** Opening Records for processing block **

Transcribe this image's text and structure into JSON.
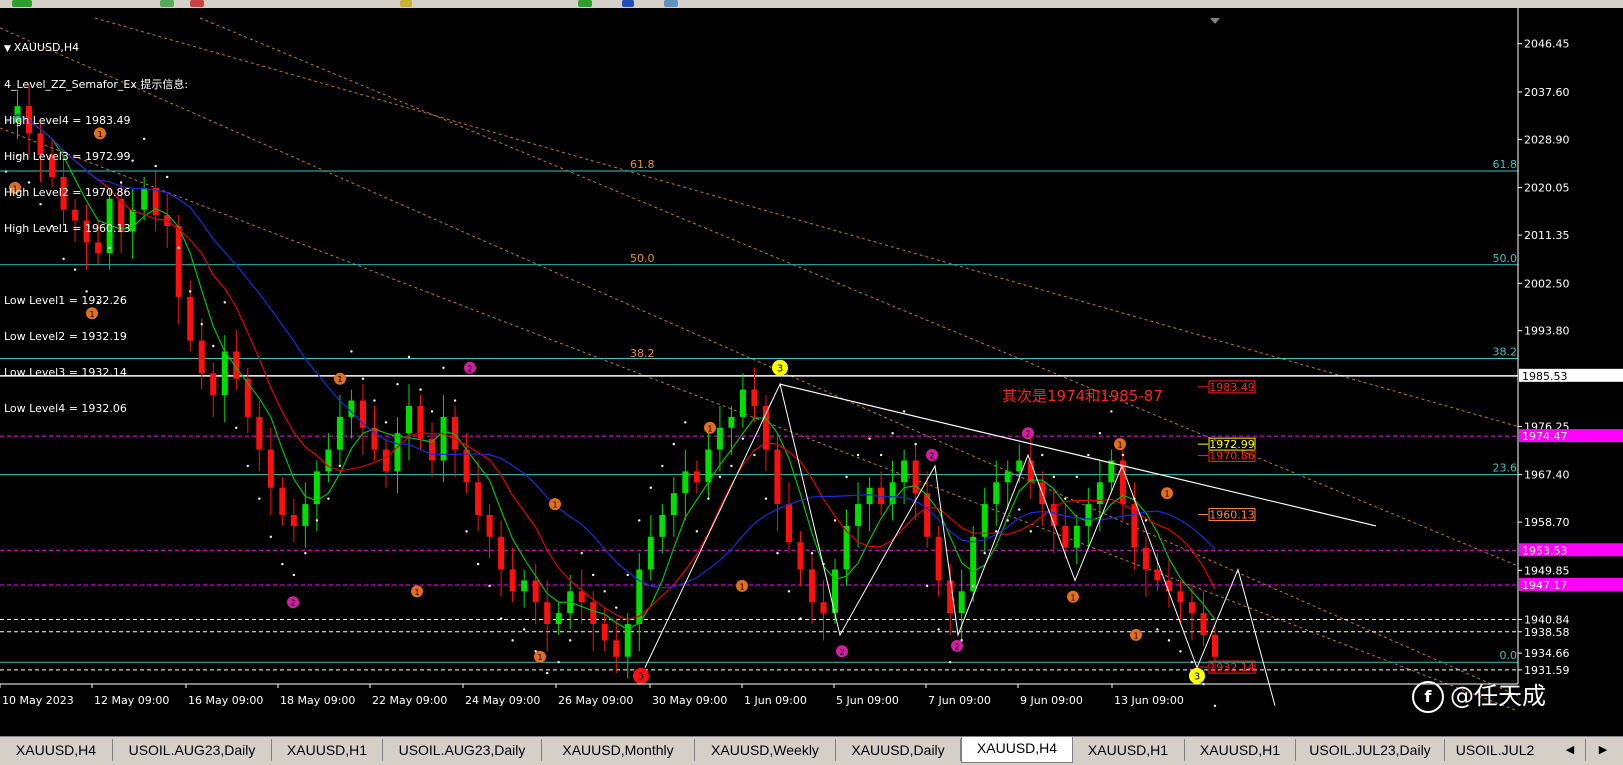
{
  "window": {
    "symbol_title": "XAUUSD,H4"
  },
  "indicator_info": {
    "title": "4_Level_ZZ_Semafor_Ex 提示信息:",
    "lines": [
      "High Level4 = 1983.49",
      "High Level3 = 1972.99",
      "High Level2 = 1970.86",
      "High Level1 = 1960.13",
      "",
      "Low Level1 = 1932.26",
      "Low Level2 = 1932.19",
      "Low Level3 = 1932.14",
      "Low Level4 = 1932.06"
    ]
  },
  "annotation": "其次是1974和1985-87",
  "price_axis": {
    "ticks": [
      "2046.45",
      "2037.60",
      "2028.90",
      "2020.05",
      "2011.35",
      "2002.50",
      "1993.80",
      "1985.53",
      "1976.25",
      "1974.47",
      "1967.40",
      "1958.70",
      "1953.53",
      "1949.85",
      "1947.17",
      "1940.84",
      "1938.58",
      "1934.66",
      "1931.59"
    ],
    "price_min": 1929.0,
    "price_max": 2053.0
  },
  "time_axis": [
    "10 May 2023",
    "12 May 09:00",
    "16 May 09:00",
    "18 May 09:00",
    "22 May 09:00",
    "24 May 09:00",
    "26 May 09:00",
    "30 May 09:00",
    "1 Jun 09:00",
    "5 Jun 09:00",
    "7 Jun 09:00",
    "9 Jun 09:00",
    "13 Jun 09:00"
  ],
  "fibonacci": [
    {
      "label": "61.8",
      "price": 2023.1
    },
    {
      "label": "50.0",
      "price": 2005.9
    },
    {
      "label": "38.2",
      "price": 1988.7
    },
    {
      "label": "23.6",
      "price": 1967.4
    },
    {
      "label": "0.0",
      "price": 1933.0
    }
  ],
  "right_labels": [
    {
      "text": "1983.49",
      "color": "#ff2020",
      "price": 1983.5
    },
    {
      "text": "1972.99",
      "color": "#ffff00",
      "price": 1973.0
    },
    {
      "text": "1970.86",
      "color": "#ff2020",
      "price": 1970.9
    },
    {
      "text": "1960.13",
      "color": "#ff8040",
      "price": 1960.1
    },
    {
      "text": "1932.14",
      "color": "#ff2020",
      "price": 1932.1
    }
  ],
  "colors": {
    "bull": "#00e000",
    "bear": "#ff1010",
    "fib": "#40c0c0",
    "magenta_line": "#ff00ff",
    "ma_fast": "#00c000",
    "ma_mid": "#e00000",
    "ma_slow": "#1e2cd8",
    "semafor1": "#e07020",
    "semafor2": "#d020a0",
    "semafor3": "#ffff00"
  },
  "tabs": [
    {
      "label": "XAUUSD,H4",
      "active": false
    },
    {
      "label": "USOIL.AUG23,Daily",
      "active": false
    },
    {
      "label": "XAUUSD,H1",
      "active": false
    },
    {
      "label": "USOIL.AUG23,Daily",
      "active": false
    },
    {
      "label": "XAUUSD,Monthly",
      "active": false
    },
    {
      "label": "XAUUSD,Weekly",
      "active": false
    },
    {
      "label": "XAUUSD,Daily",
      "active": false
    },
    {
      "label": "XAUUSD,H4",
      "active": true
    },
    {
      "label": "XAUUSD,H1",
      "active": false
    },
    {
      "label": "XAUUSD,H1",
      "active": false
    },
    {
      "label": "USOIL.JUL23,Daily",
      "active": false
    },
    {
      "label": "USOIL.JUL2",
      "active": false
    }
  ],
  "watermark": {
    "icon": "f",
    "text": "@任天成"
  }
}
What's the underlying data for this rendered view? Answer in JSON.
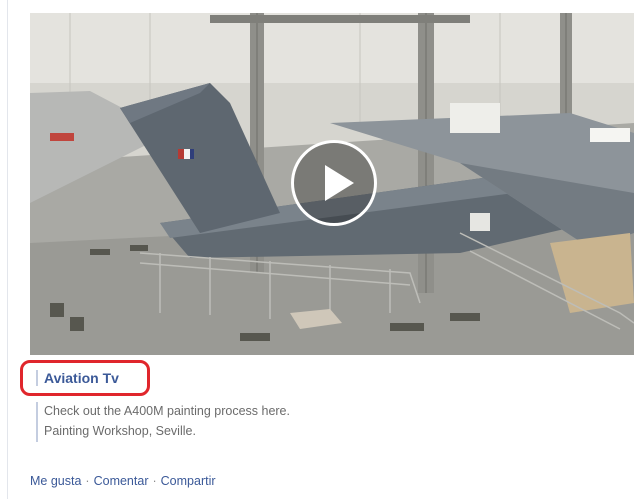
{
  "video": {
    "description": "Video thumbnail",
    "play_icon": "play-icon"
  },
  "attachment": {
    "source_title": "Aviation Tv",
    "description_line_1": "Check out the A400M painting process here.",
    "description_line_2": "Painting Workshop, Seville."
  },
  "actions": {
    "like": "Me gusta",
    "comment": "Comentar",
    "share": "Compartir",
    "separator": "·"
  },
  "colors": {
    "link": "#3b5998",
    "highlight": "#e0262c",
    "muted_text": "#6b6b6b"
  }
}
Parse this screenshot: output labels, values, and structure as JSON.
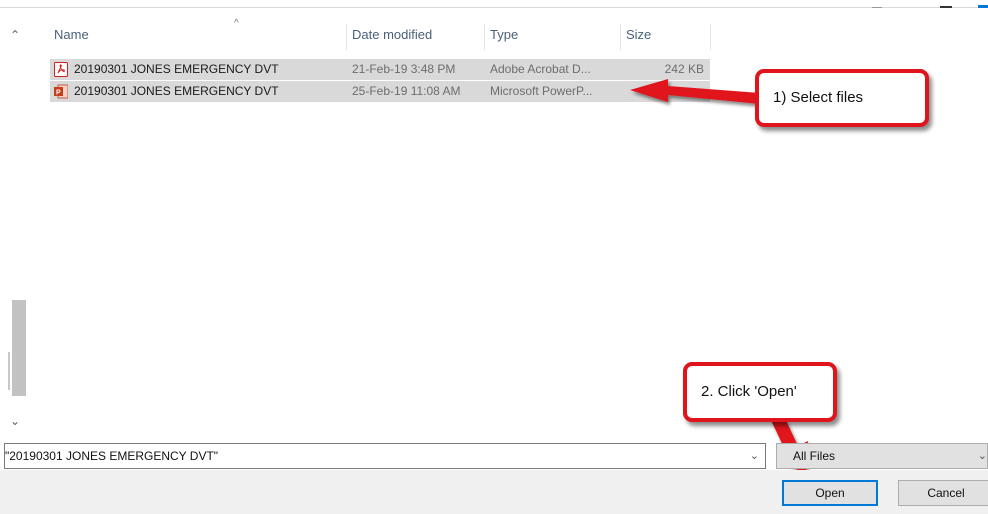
{
  "columns": {
    "name": "Name",
    "date_modified": "Date modified",
    "type": "Type",
    "size": "Size"
  },
  "files": [
    {
      "name": "20190301 JONES EMERGENCY DVT",
      "date_modified": "21-Feb-19 3:48 PM",
      "type": "Adobe Acrobat D...",
      "size": "242 KB",
      "icon": "pdf-file-icon"
    },
    {
      "name": "20190301 JONES EMERGENCY DVT",
      "date_modified": "25-Feb-19 11:08 AM",
      "type": "Microsoft PowerP...",
      "size": "",
      "icon": "powerpoint-file-icon"
    }
  ],
  "callouts": {
    "select_files": "1) Select files",
    "click_open": "2. Click 'Open'"
  },
  "file_name_field": {
    "value": "\"20190301 JONES EMERGENCY DVT\""
  },
  "file_type_filter": {
    "value": "All Files"
  },
  "buttons": {
    "open": "Open",
    "cancel": "Cancel"
  },
  "colors": {
    "callout_red": "#e0141c",
    "selection_gray": "#d9d9d9",
    "accent_blue": "#0078d7"
  }
}
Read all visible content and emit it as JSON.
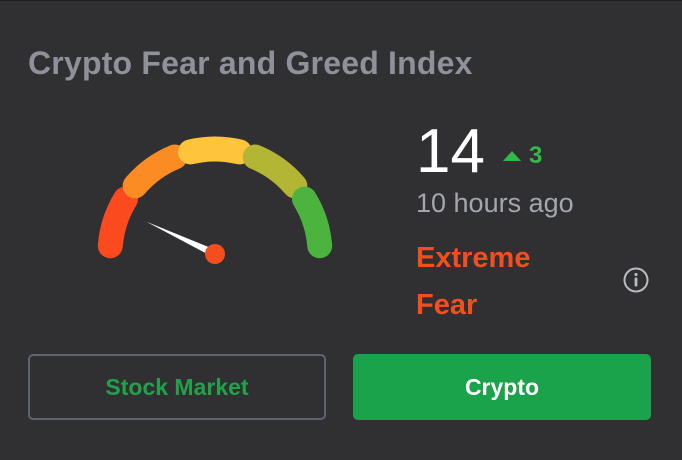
{
  "widget": {
    "title": "Crypto Fear and Greed Index",
    "value": "14",
    "change": "3",
    "change_direction": "up",
    "updated": "10 hours ago",
    "sentiment": "Extreme Fear",
    "index_fraction": 0.14
  },
  "gauge": {
    "segment_colors": [
      "#fb4b1e",
      "#fb8c23",
      "#fec53c",
      "#b3b534",
      "#4bb33e"
    ],
    "needle_color": "#ffffff",
    "pivot_color": "#f24e1e"
  },
  "tabs": {
    "stock_label": "Stock Market",
    "crypto_label": "Crypto",
    "active": "crypto"
  },
  "icons": {
    "info": "info-icon",
    "change_arrow": "arrow-up-icon"
  },
  "colors": {
    "background": "#303033",
    "title": "#8e9199",
    "positive": "#35b84a",
    "sentiment": "#f24e1e",
    "active_button": "#1aa34a"
  }
}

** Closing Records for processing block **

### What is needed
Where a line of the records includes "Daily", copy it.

### Exercise solution
      "label": "USOIL.AUG23,Daily",
      "label": "USOIL.AUG23,Daily",
      "label": "XAUUSD,Daily",
      "label": "USOIL.JUL23,Daily",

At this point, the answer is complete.